MATERIAL FOR THIS TASK =>

※ ※ ※

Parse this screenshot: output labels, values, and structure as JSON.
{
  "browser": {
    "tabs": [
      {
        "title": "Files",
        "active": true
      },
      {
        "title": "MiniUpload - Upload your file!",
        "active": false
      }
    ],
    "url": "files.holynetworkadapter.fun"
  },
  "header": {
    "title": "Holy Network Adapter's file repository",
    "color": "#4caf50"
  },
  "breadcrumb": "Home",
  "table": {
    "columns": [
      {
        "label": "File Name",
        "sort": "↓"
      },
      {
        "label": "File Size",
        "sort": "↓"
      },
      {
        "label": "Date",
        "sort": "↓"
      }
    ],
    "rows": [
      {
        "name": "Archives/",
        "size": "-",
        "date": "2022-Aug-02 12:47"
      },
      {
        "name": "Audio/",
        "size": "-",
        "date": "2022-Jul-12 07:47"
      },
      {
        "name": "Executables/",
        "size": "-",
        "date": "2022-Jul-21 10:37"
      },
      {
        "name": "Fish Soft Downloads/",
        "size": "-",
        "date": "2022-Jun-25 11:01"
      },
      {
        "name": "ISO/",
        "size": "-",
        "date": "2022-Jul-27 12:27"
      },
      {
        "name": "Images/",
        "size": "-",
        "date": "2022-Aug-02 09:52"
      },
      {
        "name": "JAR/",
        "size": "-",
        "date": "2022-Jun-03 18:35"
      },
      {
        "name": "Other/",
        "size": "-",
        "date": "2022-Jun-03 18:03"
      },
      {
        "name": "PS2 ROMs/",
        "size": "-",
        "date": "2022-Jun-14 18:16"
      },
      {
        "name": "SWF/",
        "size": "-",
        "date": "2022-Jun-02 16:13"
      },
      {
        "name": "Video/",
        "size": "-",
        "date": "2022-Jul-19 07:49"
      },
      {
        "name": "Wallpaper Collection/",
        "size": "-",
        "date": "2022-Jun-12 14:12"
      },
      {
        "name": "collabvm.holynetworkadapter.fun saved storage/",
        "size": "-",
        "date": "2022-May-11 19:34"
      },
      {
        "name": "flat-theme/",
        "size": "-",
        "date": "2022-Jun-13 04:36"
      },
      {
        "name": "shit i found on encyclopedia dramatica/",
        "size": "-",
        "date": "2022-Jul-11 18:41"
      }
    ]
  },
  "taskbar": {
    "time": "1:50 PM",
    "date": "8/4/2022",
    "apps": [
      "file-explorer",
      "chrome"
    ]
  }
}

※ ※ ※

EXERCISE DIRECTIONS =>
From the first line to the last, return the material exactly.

WRITTEN ANSWER =>
Parse this screenshot: output labels, values, and structure as JSON.
{
  "browser": {
    "tabs": [
      {
        "title": "Files",
        "active": true
      },
      {
        "title": "MiniUpload - Upload your file!",
        "active": false
      }
    ],
    "url": "files.holynetworkadapter.fun"
  },
  "header": {
    "title": "Holy Network Adapter's file repository",
    "color": "#4caf50"
  },
  "breadcrumb": "Home",
  "table": {
    "columns": [
      {
        "label": "File Name",
        "sort": "↓"
      },
      {
        "label": "File Size",
        "sort": "↓"
      },
      {
        "label": "Date",
        "sort": "↓"
      }
    ],
    "rows": [
      {
        "name": "Archives/",
        "size": "-",
        "date": "2022-Aug-02 12:47"
      },
      {
        "name": "Audio/",
        "size": "-",
        "date": "2022-Jul-12 07:47"
      },
      {
        "name": "Executables/",
        "size": "-",
        "date": "2022-Jul-21 10:37"
      },
      {
        "name": "Fish Soft Downloads/",
        "size": "-",
        "date": "2022-Jun-25 11:01"
      },
      {
        "name": "ISO/",
        "size": "-",
        "date": "2022-Jul-27 12:27"
      },
      {
        "name": "Images/",
        "size": "-",
        "date": "2022-Aug-02 09:52"
      },
      {
        "name": "JAR/",
        "size": "-",
        "date": "2022-Jun-03 18:35"
      },
      {
        "name": "Other/",
        "size": "-",
        "date": "2022-Jun-03 18:03"
      },
      {
        "name": "PS2 ROMs/",
        "size": "-",
        "date": "2022-Jun-14 18:16"
      },
      {
        "name": "SWF/",
        "size": "-",
        "date": "2022-Jun-02 16:13"
      },
      {
        "name": "Video/",
        "size": "-",
        "date": "2022-Jul-19 07:49"
      },
      {
        "name": "Wallpaper Collection/",
        "size": "-",
        "date": "2022-Jun-12 14:12"
      },
      {
        "name": "collabvm.holynetworkadapter.fun saved storage/",
        "size": "-",
        "date": "2022-May-11 19:34"
      },
      {
        "name": "flat-theme/",
        "size": "-",
        "date": "2022-Jun-13 04:36"
      },
      {
        "name": "shit i found on encyclopedia dramatica/",
        "size": "-",
        "date": "2022-Jul-11 18:41"
      }
    ]
  },
  "taskbar": {
    "time": "1:50 PM",
    "date": "8/4/2022",
    "apps": [
      "file-explorer",
      "chrome"
    ]
  }
}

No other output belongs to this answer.